┌──

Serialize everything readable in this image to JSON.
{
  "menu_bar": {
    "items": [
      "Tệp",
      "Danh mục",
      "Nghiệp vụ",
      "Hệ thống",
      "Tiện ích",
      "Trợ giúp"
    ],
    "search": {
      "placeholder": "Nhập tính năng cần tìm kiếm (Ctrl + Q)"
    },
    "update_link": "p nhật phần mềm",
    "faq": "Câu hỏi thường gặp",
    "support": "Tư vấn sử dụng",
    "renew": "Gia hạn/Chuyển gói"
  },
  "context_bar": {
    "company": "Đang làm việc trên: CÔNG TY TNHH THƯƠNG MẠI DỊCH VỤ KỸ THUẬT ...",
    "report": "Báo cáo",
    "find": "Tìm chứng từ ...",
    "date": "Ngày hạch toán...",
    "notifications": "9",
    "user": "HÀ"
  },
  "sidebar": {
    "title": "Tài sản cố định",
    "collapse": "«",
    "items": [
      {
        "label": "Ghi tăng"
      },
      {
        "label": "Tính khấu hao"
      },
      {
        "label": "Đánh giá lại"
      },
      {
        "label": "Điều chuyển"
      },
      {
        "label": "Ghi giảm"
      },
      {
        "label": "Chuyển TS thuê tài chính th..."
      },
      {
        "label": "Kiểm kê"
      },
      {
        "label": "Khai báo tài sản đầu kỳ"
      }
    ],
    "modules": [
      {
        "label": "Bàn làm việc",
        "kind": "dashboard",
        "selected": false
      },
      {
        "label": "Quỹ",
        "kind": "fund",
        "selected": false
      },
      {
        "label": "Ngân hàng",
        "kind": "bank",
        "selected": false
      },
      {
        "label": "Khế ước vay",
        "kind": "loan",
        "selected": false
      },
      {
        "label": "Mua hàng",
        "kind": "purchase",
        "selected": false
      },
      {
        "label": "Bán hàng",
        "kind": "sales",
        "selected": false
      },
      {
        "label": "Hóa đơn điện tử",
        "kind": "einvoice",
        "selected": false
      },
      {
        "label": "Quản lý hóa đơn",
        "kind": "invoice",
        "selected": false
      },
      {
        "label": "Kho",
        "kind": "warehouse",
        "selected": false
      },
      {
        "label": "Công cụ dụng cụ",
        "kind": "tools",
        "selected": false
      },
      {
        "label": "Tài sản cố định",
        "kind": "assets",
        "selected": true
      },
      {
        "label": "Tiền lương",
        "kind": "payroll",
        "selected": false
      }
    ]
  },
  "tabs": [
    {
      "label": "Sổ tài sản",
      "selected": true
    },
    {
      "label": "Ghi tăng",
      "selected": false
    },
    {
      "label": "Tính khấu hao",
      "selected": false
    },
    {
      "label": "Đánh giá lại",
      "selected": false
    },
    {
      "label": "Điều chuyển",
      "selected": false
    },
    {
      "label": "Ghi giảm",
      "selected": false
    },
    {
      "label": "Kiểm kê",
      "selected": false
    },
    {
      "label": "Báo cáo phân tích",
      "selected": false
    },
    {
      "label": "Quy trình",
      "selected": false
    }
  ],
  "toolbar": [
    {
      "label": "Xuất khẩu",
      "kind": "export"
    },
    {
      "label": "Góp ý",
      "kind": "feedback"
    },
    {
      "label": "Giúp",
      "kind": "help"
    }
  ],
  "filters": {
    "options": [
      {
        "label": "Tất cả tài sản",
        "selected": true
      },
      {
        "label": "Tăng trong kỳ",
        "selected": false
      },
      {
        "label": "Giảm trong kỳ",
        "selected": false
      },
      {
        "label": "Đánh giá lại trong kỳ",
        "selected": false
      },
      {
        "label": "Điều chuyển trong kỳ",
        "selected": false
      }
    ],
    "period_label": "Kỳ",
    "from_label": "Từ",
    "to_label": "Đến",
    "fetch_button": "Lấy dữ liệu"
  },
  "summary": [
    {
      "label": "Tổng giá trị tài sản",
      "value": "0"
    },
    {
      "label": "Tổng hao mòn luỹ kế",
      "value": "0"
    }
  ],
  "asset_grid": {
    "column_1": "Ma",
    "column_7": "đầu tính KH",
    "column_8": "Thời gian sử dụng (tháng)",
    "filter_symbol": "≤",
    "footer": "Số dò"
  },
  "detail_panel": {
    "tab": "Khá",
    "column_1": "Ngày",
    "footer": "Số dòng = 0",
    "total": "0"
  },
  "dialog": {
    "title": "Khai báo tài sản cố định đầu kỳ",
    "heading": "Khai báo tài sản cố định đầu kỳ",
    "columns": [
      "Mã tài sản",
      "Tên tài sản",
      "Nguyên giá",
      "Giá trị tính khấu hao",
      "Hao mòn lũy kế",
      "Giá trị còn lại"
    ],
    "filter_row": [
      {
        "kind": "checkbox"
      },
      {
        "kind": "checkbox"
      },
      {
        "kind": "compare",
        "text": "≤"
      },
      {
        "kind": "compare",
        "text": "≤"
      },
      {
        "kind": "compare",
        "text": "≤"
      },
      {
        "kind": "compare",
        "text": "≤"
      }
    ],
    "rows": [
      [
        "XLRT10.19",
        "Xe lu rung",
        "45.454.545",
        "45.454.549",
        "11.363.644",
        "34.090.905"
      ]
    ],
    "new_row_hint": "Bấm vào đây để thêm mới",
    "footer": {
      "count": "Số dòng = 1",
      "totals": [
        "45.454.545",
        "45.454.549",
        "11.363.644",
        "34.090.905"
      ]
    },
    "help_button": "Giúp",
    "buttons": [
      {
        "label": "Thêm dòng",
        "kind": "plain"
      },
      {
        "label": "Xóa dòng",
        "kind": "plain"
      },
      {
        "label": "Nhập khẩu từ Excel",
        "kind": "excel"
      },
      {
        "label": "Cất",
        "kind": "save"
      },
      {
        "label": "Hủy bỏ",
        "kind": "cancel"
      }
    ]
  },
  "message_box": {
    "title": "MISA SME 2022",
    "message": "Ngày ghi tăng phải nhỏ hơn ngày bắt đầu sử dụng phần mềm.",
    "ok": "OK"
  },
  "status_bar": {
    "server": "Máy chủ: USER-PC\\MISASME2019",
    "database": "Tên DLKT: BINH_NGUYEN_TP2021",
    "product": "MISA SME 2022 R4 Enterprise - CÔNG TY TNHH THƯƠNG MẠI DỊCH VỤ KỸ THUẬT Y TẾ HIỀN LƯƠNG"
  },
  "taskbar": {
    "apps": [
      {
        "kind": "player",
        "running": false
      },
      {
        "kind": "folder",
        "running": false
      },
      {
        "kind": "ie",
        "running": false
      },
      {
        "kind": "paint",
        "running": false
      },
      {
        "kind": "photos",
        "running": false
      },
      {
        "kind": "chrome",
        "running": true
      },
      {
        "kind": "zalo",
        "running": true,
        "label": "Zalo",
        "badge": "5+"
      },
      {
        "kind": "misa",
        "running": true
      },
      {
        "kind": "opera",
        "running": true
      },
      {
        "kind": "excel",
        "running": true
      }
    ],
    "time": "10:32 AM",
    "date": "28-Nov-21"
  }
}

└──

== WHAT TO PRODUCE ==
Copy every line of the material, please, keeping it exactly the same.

== SOLUTION FOR THIS PROBLEM ==
Serialize everything readable in this image to JSON.
{
  "menu_bar": {
    "items": [
      "Tệp",
      "Danh mục",
      "Nghiệp vụ",
      "Hệ thống",
      "Tiện ích",
      "Trợ giúp"
    ],
    "search": {
      "placeholder": "Nhập tính năng cần tìm kiếm (Ctrl + Q)"
    },
    "update_link": "p nhật phần mềm",
    "faq": "Câu hỏi thường gặp",
    "support": "Tư vấn sử dụng",
    "renew": "Gia hạn/Chuyển gói"
  },
  "context_bar": {
    "company": "Đang làm việc trên: CÔNG TY TNHH THƯƠNG MẠI DỊCH VỤ KỸ THUẬT ...",
    "report": "Báo cáo",
    "find": "Tìm chứng từ ...",
    "date": "Ngày hạch toán...",
    "notifications": "9",
    "user": "HÀ"
  },
  "sidebar": {
    "title": "Tài sản cố định",
    "collapse": "«",
    "items": [
      {
        "label": "Ghi tăng"
      },
      {
        "label": "Tính khấu hao"
      },
      {
        "label": "Đánh giá lại"
      },
      {
        "label": "Điều chuyển"
      },
      {
        "label": "Ghi giảm"
      },
      {
        "label": "Chuyển TS thuê tài chính th..."
      },
      {
        "label": "Kiểm kê"
      },
      {
        "label": "Khai báo tài sản đầu kỳ"
      }
    ],
    "modules": [
      {
        "label": "Bàn làm việc",
        "kind": "dashboard",
        "selected": false
      },
      {
        "label": "Quỹ",
        "kind": "fund",
        "selected": false
      },
      {
        "label": "Ngân hàng",
        "kind": "bank",
        "selected": false
      },
      {
        "label": "Khế ước vay",
        "kind": "loan",
        "selected": false
      },
      {
        "label": "Mua hàng",
        "kind": "purchase",
        "selected": false
      },
      {
        "label": "Bán hàng",
        "kind": "sales",
        "selected": false
      },
      {
        "label": "Hóa đơn điện tử",
        "kind": "einvoice",
        "selected": false
      },
      {
        "label": "Quản lý hóa đơn",
        "kind": "invoice",
        "selected": false
      },
      {
        "label": "Kho",
        "kind": "warehouse",
        "selected": false
      },
      {
        "label": "Công cụ dụng cụ",
        "kind": "tools",
        "selected": false
      },
      {
        "label": "Tài sản cố định",
        "kind": "assets",
        "selected": true
      },
      {
        "label": "Tiền lương",
        "kind": "payroll",
        "selected": false
      }
    ]
  },
  "tabs": [
    {
      "label": "Sổ tài sản",
      "selected": true
    },
    {
      "label": "Ghi tăng",
      "selected": false
    },
    {
      "label": "Tính khấu hao",
      "selected": false
    },
    {
      "label": "Đánh giá lại",
      "selected": false
    },
    {
      "label": "Điều chuyển",
      "selected": false
    },
    {
      "label": "Ghi giảm",
      "selected": false
    },
    {
      "label": "Kiểm kê",
      "selected": false
    },
    {
      "label": "Báo cáo phân tích",
      "selected": false
    },
    {
      "label": "Quy trình",
      "selected": false
    }
  ],
  "toolbar": [
    {
      "label": "Xuất khẩu",
      "kind": "export"
    },
    {
      "label": "Góp ý",
      "kind": "feedback"
    },
    {
      "label": "Giúp",
      "kind": "help"
    }
  ],
  "filters": {
    "options": [
      {
        "label": "Tất cả tài sản",
        "selected": true
      },
      {
        "label": "Tăng trong kỳ",
        "selected": false
      },
      {
        "label": "Giảm trong kỳ",
        "selected": false
      },
      {
        "label": "Đánh giá lại trong kỳ",
        "selected": false
      },
      {
        "label": "Điều chuyển trong kỳ",
        "selected": false
      }
    ],
    "period_label": "Kỳ",
    "from_label": "Từ",
    "to_label": "Đến",
    "fetch_button": "Lấy dữ liệu"
  },
  "summary": [
    {
      "label": "Tổng giá trị tài sản",
      "value": "0"
    },
    {
      "label": "Tổng hao mòn luỹ kế",
      "value": "0"
    }
  ],
  "asset_grid": {
    "column_1": "Ma",
    "column_7": "đầu tính KH",
    "column_8": "Thời gian sử dụng (tháng)",
    "filter_symbol": "≤",
    "footer": "Số dò"
  },
  "detail_panel": {
    "tab": "Khá",
    "column_1": "Ngày",
    "footer": "Số dòng = 0",
    "total": "0"
  },
  "dialog": {
    "title": "Khai báo tài sản cố định đầu kỳ",
    "heading": "Khai báo tài sản cố định đầu kỳ",
    "columns": [
      "Mã tài sản",
      "Tên tài sản",
      "Nguyên giá",
      "Giá trị tính khấu hao",
      "Hao mòn lũy kế",
      "Giá trị còn lại"
    ],
    "filter_row": [
      {
        "kind": "checkbox"
      },
      {
        "kind": "checkbox"
      },
      {
        "kind": "compare",
        "text": "≤"
      },
      {
        "kind": "compare",
        "text": "≤"
      },
      {
        "kind": "compare",
        "text": "≤"
      },
      {
        "kind": "compare",
        "text": "≤"
      }
    ],
    "rows": [
      [
        "XLRT10.19",
        "Xe lu rung",
        "45.454.545",
        "45.454.549",
        "11.363.644",
        "34.090.905"
      ]
    ],
    "new_row_hint": "Bấm vào đây để thêm mới",
    "footer": {
      "count": "Số dòng = 1",
      "totals": [
        "45.454.545",
        "45.454.549",
        "11.363.644",
        "34.090.905"
      ]
    },
    "help_button": "Giúp",
    "buttons": [
      {
        "label": "Thêm dòng",
        "kind": "plain"
      },
      {
        "label": "Xóa dòng",
        "kind": "plain"
      },
      {
        "label": "Nhập khẩu từ Excel",
        "kind": "excel"
      },
      {
        "label": "Cất",
        "kind": "save"
      },
      {
        "label": "Hủy bỏ",
        "kind": "cancel"
      }
    ]
  },
  "message_box": {
    "title": "MISA SME 2022",
    "message": "Ngày ghi tăng phải nhỏ hơn ngày bắt đầu sử dụng phần mềm.",
    "ok": "OK"
  },
  "status_bar": {
    "server": "Máy chủ: USER-PC\\MISASME2019",
    "database": "Tên DLKT: BINH_NGUYEN_TP2021",
    "product": "MISA SME 2022 R4 Enterprise - CÔNG TY TNHH THƯƠNG MẠI DỊCH VỤ KỸ THUẬT Y TẾ HIỀN LƯƠNG"
  },
  "taskbar": {
    "apps": [
      {
        "kind": "player",
        "running": false
      },
      {
        "kind": "folder",
        "running": false
      },
      {
        "kind": "ie",
        "running": false
      },
      {
        "kind": "paint",
        "running": false
      },
      {
        "kind": "photos",
        "running": false
      },
      {
        "kind": "chrome",
        "running": true
      },
      {
        "kind": "zalo",
        "running": true,
        "label": "Zalo",
        "badge": "5+"
      },
      {
        "kind": "misa",
        "running": true
      },
      {
        "kind": "opera",
        "running": true
      },
      {
        "kind": "excel",
        "running": true
      }
    ],
    "time": "10:32 AM",
    "date": "28-Nov-21"
  }
}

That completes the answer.